This is an oil painting on paper. I painted it from a photograph I took in France. I am pausing now, trying to remember if I was with David when I took this photograph and where exactly it was. It was near the Mediterranean and David was there for sure. 

The composition of this painting is not a composition I gravitate to, not a composition I have used before that I can remember. That and the calligraphic black trees not representing my usual shorthand or gesture make this painting a little alien to me even though I am the one who painted it. I notice the halo around the two branches cropped on the left hand side. I notice the slight curve of the horizon line. There are wisps of white paint, smoke, that may be exaggerated but that remind me of Provence and the smell of burning grass. And this is fire territory, there had been fires that year and I wonder now if my knowledge and memory of fires informed the way I drew the trees, which look charred, though I do not recall the trees in the photograph were burnt. There is pink in the foreground that almost looks like an accident but reminds me now of when the wind came across the Mediterranean from North Africa sometimes it carried sand from the Sahara and left it on the windows and cars in outside Marseille. But that had not happened when this photograph was taken and not when David was there. 

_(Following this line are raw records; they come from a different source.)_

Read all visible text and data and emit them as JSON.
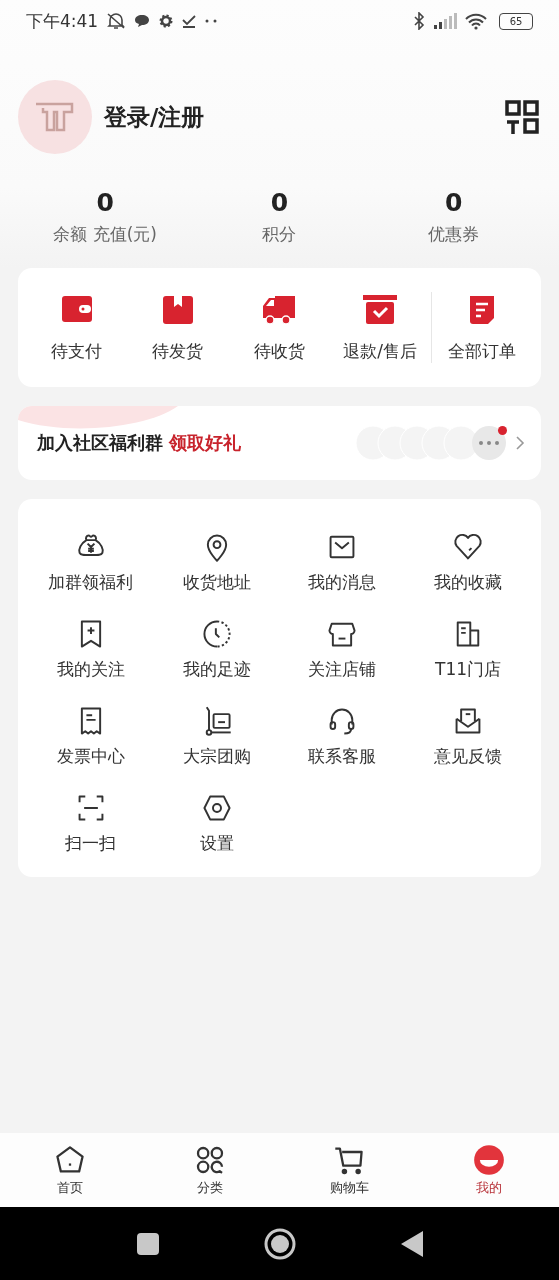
{
  "status_bar": {
    "time": "下午4:41",
    "battery": "65"
  },
  "profile": {
    "login_label": "登录/注册"
  },
  "stats": [
    {
      "value": "0",
      "label": "余额 充值(元)"
    },
    {
      "value": "0",
      "label": "积分"
    },
    {
      "value": "0",
      "label": "优惠券"
    }
  ],
  "orders": [
    {
      "label": "待支付"
    },
    {
      "label": "待发货"
    },
    {
      "label": "待收货"
    },
    {
      "label": "退款/售后"
    },
    {
      "label": "全部订单"
    }
  ],
  "community_banner": {
    "title": "加入社区福利群",
    "highlight": "领取好礼"
  },
  "services": [
    {
      "label": "加群领福利"
    },
    {
      "label": "收货地址"
    },
    {
      "label": "我的消息"
    },
    {
      "label": "我的收藏"
    },
    {
      "label": "我的关注"
    },
    {
      "label": "我的足迹"
    },
    {
      "label": "关注店铺"
    },
    {
      "label": "T11门店"
    },
    {
      "label": "发票中心"
    },
    {
      "label": "大宗团购"
    },
    {
      "label": "联系客服"
    },
    {
      "label": "意见反馈"
    },
    {
      "label": "扫一扫"
    },
    {
      "label": "设置"
    }
  ],
  "tabs": [
    {
      "label": "首页",
      "selected": false
    },
    {
      "label": "分类",
      "selected": false
    },
    {
      "label": "购物车",
      "selected": false
    },
    {
      "label": "我的",
      "selected": true
    }
  ]
}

am thinking of how some parts of this painting, the alien facts of these–I do not want to say decisions because when one is painting it becomes a kind of séance, a thing only part under one's control, part not–these marks, these material utterances, seem to come from someone else. But I was someone else when I stood there taking a photograph on the passenger side of the car David had been driving. And I was someone else a couple of years ago when I painted it. And I am someone else now when I am writing about it. 

This view is rare for another reason: I have not usually been drawn to representing scenes of the water, views of the sea. Even when I have lived near the water, I spend a lot of time turning around, my back to the water. In beach towns I like to look leave the beach and walk to see things a block or two away. I don't think this painting is really considering at the water. Maybe I remember now, stopping the car with David, looking at the road snaking behind us, looking at the road ahead that went to the sea.

This painting was the result of a gesture of looking around, a gesture I made standing outside of a car in southern France a long time ago. It is also the result of a decision to make a trace of paint on a piece of paper some years later. About a year ago, looking back and squinting forward I hung this painting on the wall. These words are the result of my still standing here trying to figure out where I have come from and where I should go from here.